| TASK TO COMPLETE |
Nothing but a number is needed here; count the lines of the listing that include "icon".

=== Section Start ===

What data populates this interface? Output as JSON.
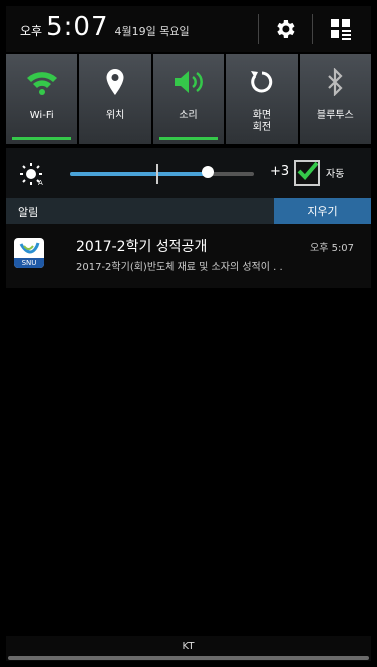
{
  "status": {
    "ampm": "오후",
    "time": "5:07",
    "date": "4월19일 목요일"
  },
  "toggles": [
    {
      "label": "Wi-Fi",
      "icon": "wifi-icon",
      "active": true,
      "accent": "#35c84a"
    },
    {
      "label": "위치",
      "icon": "location-icon",
      "active": false,
      "accent": "#35c84a"
    },
    {
      "label": "소리",
      "icon": "sound-icon",
      "active": true,
      "accent": "#35c84a"
    },
    {
      "label": "화면\n회전",
      "icon": "rotate-icon",
      "active": false,
      "accent": "#35c84a"
    },
    {
      "label": "블루투스",
      "icon": "bluetooth-icon",
      "active": false,
      "accent": "#35c84a"
    }
  ],
  "brightness": {
    "value_label": "+3",
    "level": 0.75,
    "auto_label": "자동",
    "auto_checked": true
  },
  "notifications": {
    "header": "알림",
    "clear_label": "지우기",
    "items": [
      {
        "app": "SNU",
        "title": "2017-2학기 성적공개",
        "time": "오후 5:07",
        "body": "2017-2학기(회)반도체 재료 및 소자의 성적이 . ."
      }
    ]
  },
  "carrier": "KT",
  "colors": {
    "accent_green": "#35c84a",
    "accent_blue": "#2b6aa0",
    "track_blue": "#4aa3d9"
  }
}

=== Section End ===

| RESPONSE TO THE TASK |
5